‘Listening’ to Fragrance
Before the main Honkou session, in which participants try to identify a certain fragrance, guests are offered three different types of incense, each linked to the day’s theme. In Japanese, appreciating a fragrance in kodo is called ‘listening’, rather than ‘smelling’. As each is passed around, guests are invited to quieten their mind and try to commit the fragrance and its meaning to memory.
When each of the three fragrances have been suitably ‘heard’, the Honkou begins. The host presents a fourth fragrance, and guests attempt to match it to one of the original three. The scent can differ even if the original wood is the same, so correctly matching two can be a challenge for beginners. While ostensibly a competition, the purpose of this section is to enjoy the depth and complexity of the fragrance and try to consider each element in isolation, while discussing it with the other participants.
From Scent to Poetry
The three fragrances aren’t simply presented as smells — each is associated with a word, and after the Honkou, participants usually compete to write a waka poem using the word linked to their favorite fragrance. In this experience, instead of composing a waka poem, guests will guess the corresponding fragrance of each associated word. Finally, guests are invited to give their verdict, and the winner (who has guessed correctly) is awarded the koki, the recorded minutes of the session.
When the session is over, guests can relax and unwind with freshly-brewed matcha tea and seasonal confectionery.
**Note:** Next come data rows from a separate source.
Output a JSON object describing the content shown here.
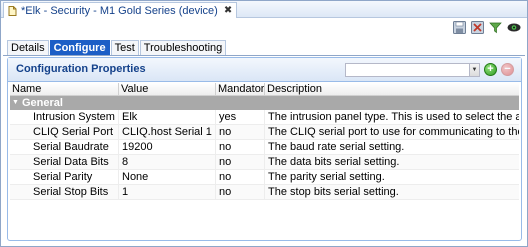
{
  "window": {
    "title": "*Elk - Security - M1 Gold Series (device)",
    "close_glyph": "✖"
  },
  "toolbar": {
    "icons": [
      "save-icon",
      "save-close-icon",
      "filter-icon",
      "visibility-icon"
    ]
  },
  "tabs": [
    {
      "label": "Details",
      "active": false
    },
    {
      "label": "Configure",
      "active": true
    },
    {
      "label": "Test",
      "active": false
    },
    {
      "label": "Troubleshooting",
      "active": false
    }
  ],
  "panel": {
    "title": "Configuration Properties",
    "combo_value": "",
    "add_glyph": "+",
    "remove_glyph": "−"
  },
  "grid": {
    "columns": [
      "Name",
      "Value",
      "Mandatory",
      "Description"
    ],
    "group": {
      "label": "General",
      "caret": "▼"
    },
    "rows": [
      {
        "name": "Intrusion System",
        "value": "Elk",
        "mandatory": "yes",
        "description": "The intrusion panel type. This is used to select the appropr"
      },
      {
        "name": "CLIQ Serial Port",
        "value": "CLIQ.host Serial 1",
        "mandatory": "no",
        "description": "The CLIQ serial port to use for communicating to the devic"
      },
      {
        "name": "Serial Baudrate",
        "value": "19200",
        "mandatory": "no",
        "description": "The baud rate serial setting."
      },
      {
        "name": "Serial Data Bits",
        "value": "8",
        "mandatory": "no",
        "description": "The data bits serial setting."
      },
      {
        "name": "Serial Parity",
        "value": "None",
        "mandatory": "no",
        "description": "The parity serial setting."
      },
      {
        "name": "Serial Stop Bits",
        "value": "1",
        "mandatory": "no",
        "description": "The stop bits serial setting."
      }
    ]
  },
  "colors": {
    "accent": "#1c5ec6",
    "group_bg": "#a9a9a9",
    "title_text": "#15428b"
  }
}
The tea is sourced from Yamamoto Jinjiro, centuries-old tea shop in Uji, near Kyoto. The tea is grown using the honzu method, which has endured for about 400 years and requires each leaf to be picked by hand. Honzu tea is characterised by its strong flavour and lack of bitterness.
Participants can enjoy the afterglow of the session over tea as they share their impressions of the fragrances and each other’s poems. Guests are also welcome to return to the garden for another stroll.
The natural fragrances of the garden may become more apparent after one has honed their sense of smell. It is one example of the way in which Ryushi Mishina hopes to use kodo to make everyday life more enjoyable. Through such careful concentration on one sense, the flow of time can be interrupted, then perhaps restarted with greater intentionality than before.
Zikido Ichifune/ Kodo-Mishina-Ooe School
Zikido Ichifune/ Kodo-Mishina-Ooe School
Located in the grounds of Kosei-in Garden, this unique dining and entertainment venue is open to the public for the first time. Created using natural materials and refined traditional techniques, it overlooks the famous work of landscape gardener Ijuin Kanetsune.
In 2000, Ryushi Mishina founded the Ooe School, originally descended from the Oie School, with the aim of reviving its traditional practices. Ooe School and Oie School are one of Japan’s oldest kodo schools, and are strongly associated with Japan’s ancient aristocracy.
Ryushi Mishina, iemoto (head) of the Kodo-Mishina-Ooe School, has over four decades of experience in fragrance appreciation, and studied in the Oie school for 25 years. He is committed to the modern appreciation of kodo and its continued use as a way of understanding traditional and continuing Japanese culture.
The experience was great. Very unique and interesting. Provided us with a glimpse into a special Japanese cultural tradition.
S.G. United States
538-1 Ichinofunairicho, Nakagyo-ku, Kyoto-shi, Kyoto
Meeting place may be slightly different from the location of the venue. For the exact meeting point, please check email from Wabunka.